These three pieces were made in different countries at different times, but together, they make a perfectly lovely mushroom village.
The littlest house, on the left, is only 3 3/4 inches tall. Made in the German Democratic Republic in the 1950s, it's actually a traditional German wooden novelty known as a "smoker". The mushroom lifts off the base, upon which a small cone of incense is set. When lit, the mushroom house is replaced, and the smoke drifts out through the tiny black chimney on the roof. The effect is totally charming, and makes everyone who sees it wish they could hang out in the cozy little mushroom.
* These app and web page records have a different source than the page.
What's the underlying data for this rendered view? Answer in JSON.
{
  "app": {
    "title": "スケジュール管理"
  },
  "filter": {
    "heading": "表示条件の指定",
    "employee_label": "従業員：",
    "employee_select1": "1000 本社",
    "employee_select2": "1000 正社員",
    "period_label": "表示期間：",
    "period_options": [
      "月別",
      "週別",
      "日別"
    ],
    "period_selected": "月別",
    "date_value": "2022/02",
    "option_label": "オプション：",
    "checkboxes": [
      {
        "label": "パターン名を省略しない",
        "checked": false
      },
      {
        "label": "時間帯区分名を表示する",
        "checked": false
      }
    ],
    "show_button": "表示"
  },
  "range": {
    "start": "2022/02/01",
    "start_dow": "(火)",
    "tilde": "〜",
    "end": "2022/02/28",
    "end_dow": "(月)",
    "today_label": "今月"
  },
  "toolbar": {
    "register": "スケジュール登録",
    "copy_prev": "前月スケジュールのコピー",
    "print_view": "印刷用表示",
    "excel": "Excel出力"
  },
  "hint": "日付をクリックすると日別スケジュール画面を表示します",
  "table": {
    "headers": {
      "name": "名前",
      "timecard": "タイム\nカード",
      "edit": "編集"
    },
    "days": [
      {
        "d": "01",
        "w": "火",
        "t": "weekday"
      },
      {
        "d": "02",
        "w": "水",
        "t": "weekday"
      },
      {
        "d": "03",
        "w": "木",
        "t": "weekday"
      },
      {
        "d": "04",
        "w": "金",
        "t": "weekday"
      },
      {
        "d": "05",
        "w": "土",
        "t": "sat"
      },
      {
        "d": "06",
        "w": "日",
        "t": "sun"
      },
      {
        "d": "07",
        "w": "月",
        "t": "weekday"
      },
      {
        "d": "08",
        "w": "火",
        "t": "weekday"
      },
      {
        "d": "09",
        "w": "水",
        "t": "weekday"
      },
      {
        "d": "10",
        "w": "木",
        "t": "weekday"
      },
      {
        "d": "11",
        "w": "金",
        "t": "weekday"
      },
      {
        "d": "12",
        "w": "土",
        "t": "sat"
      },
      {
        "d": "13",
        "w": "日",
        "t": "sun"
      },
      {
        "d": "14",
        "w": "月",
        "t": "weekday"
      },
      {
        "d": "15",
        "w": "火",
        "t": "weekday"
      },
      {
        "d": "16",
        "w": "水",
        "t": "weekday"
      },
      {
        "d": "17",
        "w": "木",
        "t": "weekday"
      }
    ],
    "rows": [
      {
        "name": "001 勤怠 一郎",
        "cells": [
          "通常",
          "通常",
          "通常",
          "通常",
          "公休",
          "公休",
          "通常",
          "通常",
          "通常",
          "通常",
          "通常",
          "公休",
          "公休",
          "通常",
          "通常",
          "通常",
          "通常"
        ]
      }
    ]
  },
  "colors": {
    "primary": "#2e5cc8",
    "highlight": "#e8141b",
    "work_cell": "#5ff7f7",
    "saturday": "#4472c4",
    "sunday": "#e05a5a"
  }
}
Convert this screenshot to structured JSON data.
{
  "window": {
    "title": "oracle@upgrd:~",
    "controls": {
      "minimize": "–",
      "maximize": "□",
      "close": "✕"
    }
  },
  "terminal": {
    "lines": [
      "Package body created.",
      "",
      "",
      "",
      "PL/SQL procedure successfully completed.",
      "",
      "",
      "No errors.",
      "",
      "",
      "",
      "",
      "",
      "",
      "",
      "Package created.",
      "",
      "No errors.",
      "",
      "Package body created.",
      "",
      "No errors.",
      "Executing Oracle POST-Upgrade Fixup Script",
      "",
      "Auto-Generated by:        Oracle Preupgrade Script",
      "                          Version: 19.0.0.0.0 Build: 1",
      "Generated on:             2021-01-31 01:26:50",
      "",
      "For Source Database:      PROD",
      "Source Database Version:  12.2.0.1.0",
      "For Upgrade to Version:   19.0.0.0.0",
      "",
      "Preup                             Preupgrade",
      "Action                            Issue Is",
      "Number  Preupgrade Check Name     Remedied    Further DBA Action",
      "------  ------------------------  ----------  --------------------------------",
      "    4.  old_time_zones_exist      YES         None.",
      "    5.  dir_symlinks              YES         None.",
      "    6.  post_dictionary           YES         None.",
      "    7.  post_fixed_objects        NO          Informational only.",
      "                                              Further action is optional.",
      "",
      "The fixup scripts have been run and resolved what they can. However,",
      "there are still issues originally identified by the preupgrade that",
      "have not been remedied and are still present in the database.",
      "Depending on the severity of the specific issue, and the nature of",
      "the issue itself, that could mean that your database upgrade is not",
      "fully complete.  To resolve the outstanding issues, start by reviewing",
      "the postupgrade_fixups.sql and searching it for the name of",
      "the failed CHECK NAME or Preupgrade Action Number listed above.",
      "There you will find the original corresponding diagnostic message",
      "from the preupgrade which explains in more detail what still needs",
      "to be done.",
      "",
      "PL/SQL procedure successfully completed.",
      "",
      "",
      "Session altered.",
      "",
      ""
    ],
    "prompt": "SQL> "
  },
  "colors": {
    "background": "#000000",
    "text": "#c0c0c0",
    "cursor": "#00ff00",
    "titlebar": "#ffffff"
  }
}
The windmill in the middle was made in Japan circa the 1960s, and is actually a bank. There's a slot on the top for coins, and a trap door on the bottom to get them out again.
The last house is from Poland, and dates to the 1980s. It's a nesting item: the top of the mushroom lifts off, and inside are a set of tiny gnome ninepins and a ball, all made from wood.
One unlucky little gnome has to be stored upside down, or they won't all fit.